Its designers

When you think of glamorous, luminous gowns, the name Elie Saab should come to mind. This designer traveled from the streets of Lebanon right to the boulevards of Paris. Names like Reem Acra and Zuhair Mourad are only a few more of the designers who’ve reached international fame, and all have added their own personal touch to Lebanese style, which is defined by romanticism.

Backstage at Elie Saab show in 2011 | © Beyrouth/ Flickr

The capital, Beirut

Once “the Paris of the Middle East“, Beirut is a unique city with a more unique people. Being a cosmopolitan place, it is only natural that it produces a certain level of fashion singularity, and an environment in which fashion and design can flourish. The relative freedom experienced in the Lebanese capital has made it a center for creative types and innovators. Downtown Beirut and its Souks are a hub of luxury shopping in the region, with names like Louis Vuitton, Hermes and Christian Louboutin on display.

Lebanese society

It’s not only the city that makes Lebanon such a hub for fashion, but the locals. In a globalized world, the Lebanese have proved more resilient and understanding of cultural change. Trends catch on in this country, and locals are likely to accept them. Lebanese high society are quick to consume fashion goods. The Birkin is prized and Gucci is a household name. Cultural enrichment and beauty is readily embraced by a lot of the population. Had the political and financial situation been better throughout the 20th and 21st centuries, Lebanon could have been the region’s most fashionable country!

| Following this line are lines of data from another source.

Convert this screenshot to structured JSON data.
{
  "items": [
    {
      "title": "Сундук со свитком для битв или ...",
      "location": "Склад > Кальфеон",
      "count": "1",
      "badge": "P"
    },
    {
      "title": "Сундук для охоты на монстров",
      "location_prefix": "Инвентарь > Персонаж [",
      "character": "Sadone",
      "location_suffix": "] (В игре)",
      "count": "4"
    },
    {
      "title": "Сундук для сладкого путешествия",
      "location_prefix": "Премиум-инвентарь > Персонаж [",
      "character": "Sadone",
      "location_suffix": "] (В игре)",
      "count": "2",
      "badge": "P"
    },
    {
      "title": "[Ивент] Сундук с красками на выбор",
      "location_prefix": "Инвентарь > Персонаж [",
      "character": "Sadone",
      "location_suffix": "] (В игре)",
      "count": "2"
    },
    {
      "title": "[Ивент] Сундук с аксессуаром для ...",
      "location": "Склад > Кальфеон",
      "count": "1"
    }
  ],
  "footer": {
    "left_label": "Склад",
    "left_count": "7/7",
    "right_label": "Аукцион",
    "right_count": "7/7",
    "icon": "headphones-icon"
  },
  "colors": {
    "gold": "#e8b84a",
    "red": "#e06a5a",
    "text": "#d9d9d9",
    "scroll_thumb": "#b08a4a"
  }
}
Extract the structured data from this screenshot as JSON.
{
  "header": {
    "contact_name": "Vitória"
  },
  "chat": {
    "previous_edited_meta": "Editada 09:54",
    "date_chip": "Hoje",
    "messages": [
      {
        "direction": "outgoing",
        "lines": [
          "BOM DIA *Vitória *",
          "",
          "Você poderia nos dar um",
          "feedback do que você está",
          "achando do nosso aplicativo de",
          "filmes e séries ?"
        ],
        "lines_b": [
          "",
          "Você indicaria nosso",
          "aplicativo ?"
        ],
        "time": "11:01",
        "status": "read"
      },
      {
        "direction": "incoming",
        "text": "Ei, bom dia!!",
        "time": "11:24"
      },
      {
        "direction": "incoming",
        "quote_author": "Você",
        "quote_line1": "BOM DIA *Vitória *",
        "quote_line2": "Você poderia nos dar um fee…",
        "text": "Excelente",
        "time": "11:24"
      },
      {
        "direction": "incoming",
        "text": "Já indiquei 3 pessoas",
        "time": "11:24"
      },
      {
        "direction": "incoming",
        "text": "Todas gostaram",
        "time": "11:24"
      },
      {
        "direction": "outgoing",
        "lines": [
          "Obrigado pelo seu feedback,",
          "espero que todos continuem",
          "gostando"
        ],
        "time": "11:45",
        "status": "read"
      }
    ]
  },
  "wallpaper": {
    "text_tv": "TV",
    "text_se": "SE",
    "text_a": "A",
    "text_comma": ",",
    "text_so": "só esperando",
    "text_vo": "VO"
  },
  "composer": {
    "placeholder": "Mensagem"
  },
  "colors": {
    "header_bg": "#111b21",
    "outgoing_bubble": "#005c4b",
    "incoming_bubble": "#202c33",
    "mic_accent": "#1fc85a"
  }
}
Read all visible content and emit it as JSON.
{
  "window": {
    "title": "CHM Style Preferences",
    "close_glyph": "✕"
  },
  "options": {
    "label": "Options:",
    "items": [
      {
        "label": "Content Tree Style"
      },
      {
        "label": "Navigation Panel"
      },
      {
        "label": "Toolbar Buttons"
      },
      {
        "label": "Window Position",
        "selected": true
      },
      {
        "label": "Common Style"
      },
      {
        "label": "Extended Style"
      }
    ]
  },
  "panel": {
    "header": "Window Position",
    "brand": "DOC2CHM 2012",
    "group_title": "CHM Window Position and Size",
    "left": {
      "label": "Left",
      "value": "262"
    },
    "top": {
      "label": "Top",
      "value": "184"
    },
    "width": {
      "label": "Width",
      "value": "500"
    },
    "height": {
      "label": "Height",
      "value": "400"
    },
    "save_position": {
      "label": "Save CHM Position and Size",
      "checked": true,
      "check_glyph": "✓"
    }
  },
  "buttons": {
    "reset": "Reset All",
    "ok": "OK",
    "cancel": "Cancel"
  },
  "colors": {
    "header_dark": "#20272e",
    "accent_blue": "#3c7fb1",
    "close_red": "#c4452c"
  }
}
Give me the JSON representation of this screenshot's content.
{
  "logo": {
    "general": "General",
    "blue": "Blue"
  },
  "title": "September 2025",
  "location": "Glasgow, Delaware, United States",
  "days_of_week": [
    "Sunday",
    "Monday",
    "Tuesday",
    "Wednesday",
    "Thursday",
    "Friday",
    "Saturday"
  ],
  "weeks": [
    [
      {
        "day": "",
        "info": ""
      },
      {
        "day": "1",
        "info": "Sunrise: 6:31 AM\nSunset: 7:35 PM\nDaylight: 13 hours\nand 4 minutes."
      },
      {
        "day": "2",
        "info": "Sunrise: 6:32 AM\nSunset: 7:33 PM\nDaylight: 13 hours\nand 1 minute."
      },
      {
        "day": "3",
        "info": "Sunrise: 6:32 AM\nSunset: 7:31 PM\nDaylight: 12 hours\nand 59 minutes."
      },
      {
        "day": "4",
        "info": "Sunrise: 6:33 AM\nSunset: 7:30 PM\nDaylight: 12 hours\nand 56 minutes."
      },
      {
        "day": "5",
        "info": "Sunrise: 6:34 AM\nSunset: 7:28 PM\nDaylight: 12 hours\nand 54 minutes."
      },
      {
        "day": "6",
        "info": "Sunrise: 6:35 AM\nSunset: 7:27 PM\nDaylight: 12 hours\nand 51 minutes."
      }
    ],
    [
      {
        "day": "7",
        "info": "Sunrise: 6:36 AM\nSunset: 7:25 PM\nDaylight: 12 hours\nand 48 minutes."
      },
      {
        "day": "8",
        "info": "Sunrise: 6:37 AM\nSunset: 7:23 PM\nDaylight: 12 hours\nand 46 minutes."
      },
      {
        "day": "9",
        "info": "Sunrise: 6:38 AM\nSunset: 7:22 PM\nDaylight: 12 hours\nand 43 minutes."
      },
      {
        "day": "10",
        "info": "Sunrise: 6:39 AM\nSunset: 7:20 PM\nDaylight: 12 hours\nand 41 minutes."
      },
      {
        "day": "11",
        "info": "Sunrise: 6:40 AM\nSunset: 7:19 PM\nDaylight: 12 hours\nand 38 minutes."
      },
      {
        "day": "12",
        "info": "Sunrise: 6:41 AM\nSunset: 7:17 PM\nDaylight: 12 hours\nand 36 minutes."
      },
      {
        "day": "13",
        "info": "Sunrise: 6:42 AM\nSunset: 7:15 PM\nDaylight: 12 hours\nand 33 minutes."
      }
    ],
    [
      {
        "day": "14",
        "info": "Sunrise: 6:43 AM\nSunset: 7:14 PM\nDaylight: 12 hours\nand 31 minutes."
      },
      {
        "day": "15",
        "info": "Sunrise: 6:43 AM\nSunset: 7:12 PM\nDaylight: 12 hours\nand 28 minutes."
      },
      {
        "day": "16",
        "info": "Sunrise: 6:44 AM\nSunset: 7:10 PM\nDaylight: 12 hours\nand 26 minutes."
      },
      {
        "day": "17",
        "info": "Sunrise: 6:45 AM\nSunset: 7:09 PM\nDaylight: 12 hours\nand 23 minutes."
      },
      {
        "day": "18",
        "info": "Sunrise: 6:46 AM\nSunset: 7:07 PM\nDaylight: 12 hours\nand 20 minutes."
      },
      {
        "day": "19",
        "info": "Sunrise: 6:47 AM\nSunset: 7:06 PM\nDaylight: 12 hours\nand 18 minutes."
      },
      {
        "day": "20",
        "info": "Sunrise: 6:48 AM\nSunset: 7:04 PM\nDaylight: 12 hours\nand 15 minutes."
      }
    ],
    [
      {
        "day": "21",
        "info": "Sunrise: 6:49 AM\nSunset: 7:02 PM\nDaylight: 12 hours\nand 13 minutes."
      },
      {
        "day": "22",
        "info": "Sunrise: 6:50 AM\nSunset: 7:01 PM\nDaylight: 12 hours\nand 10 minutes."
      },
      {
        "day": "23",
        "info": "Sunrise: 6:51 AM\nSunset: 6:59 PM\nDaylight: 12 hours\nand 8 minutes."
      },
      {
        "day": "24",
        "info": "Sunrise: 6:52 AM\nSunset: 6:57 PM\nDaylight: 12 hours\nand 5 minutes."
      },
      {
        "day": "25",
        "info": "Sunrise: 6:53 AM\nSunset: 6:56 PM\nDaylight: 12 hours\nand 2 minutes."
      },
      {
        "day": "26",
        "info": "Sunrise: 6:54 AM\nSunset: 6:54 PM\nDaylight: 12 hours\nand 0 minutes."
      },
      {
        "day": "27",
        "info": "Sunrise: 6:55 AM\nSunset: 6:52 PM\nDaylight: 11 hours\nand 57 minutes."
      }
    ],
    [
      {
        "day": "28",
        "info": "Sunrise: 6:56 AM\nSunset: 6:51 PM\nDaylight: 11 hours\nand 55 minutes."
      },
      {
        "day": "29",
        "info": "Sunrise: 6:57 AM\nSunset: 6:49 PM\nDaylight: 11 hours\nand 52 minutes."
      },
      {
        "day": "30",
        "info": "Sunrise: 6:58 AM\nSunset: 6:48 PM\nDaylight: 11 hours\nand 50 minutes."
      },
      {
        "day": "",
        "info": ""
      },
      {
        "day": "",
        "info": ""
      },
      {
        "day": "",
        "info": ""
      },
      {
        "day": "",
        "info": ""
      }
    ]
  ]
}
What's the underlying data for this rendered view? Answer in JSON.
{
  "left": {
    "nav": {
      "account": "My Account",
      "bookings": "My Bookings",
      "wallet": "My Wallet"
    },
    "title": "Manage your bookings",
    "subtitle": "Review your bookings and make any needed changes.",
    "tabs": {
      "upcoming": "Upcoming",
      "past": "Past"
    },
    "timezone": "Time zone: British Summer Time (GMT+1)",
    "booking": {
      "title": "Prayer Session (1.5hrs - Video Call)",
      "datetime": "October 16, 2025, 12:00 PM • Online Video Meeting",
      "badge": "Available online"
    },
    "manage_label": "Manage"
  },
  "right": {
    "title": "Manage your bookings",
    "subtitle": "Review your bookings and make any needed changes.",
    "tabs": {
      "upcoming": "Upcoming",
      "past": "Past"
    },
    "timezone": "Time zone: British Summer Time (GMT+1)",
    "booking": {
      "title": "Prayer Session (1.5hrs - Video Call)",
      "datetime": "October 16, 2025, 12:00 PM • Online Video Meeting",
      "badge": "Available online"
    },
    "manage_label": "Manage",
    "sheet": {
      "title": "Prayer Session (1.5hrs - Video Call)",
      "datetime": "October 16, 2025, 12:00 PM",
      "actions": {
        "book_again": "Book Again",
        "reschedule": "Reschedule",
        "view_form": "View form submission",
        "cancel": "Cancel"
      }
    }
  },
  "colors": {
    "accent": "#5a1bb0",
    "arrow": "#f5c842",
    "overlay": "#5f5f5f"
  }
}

Twilight of a shopping day | © Maya-Anaïs Yataghène/ Flickr

Cookies Policy

We and our partners use cookies to better understand your needs, improve performance and provide you with personalised content and advertisements. To allow us to provide a better and more tailored experience please click "OK"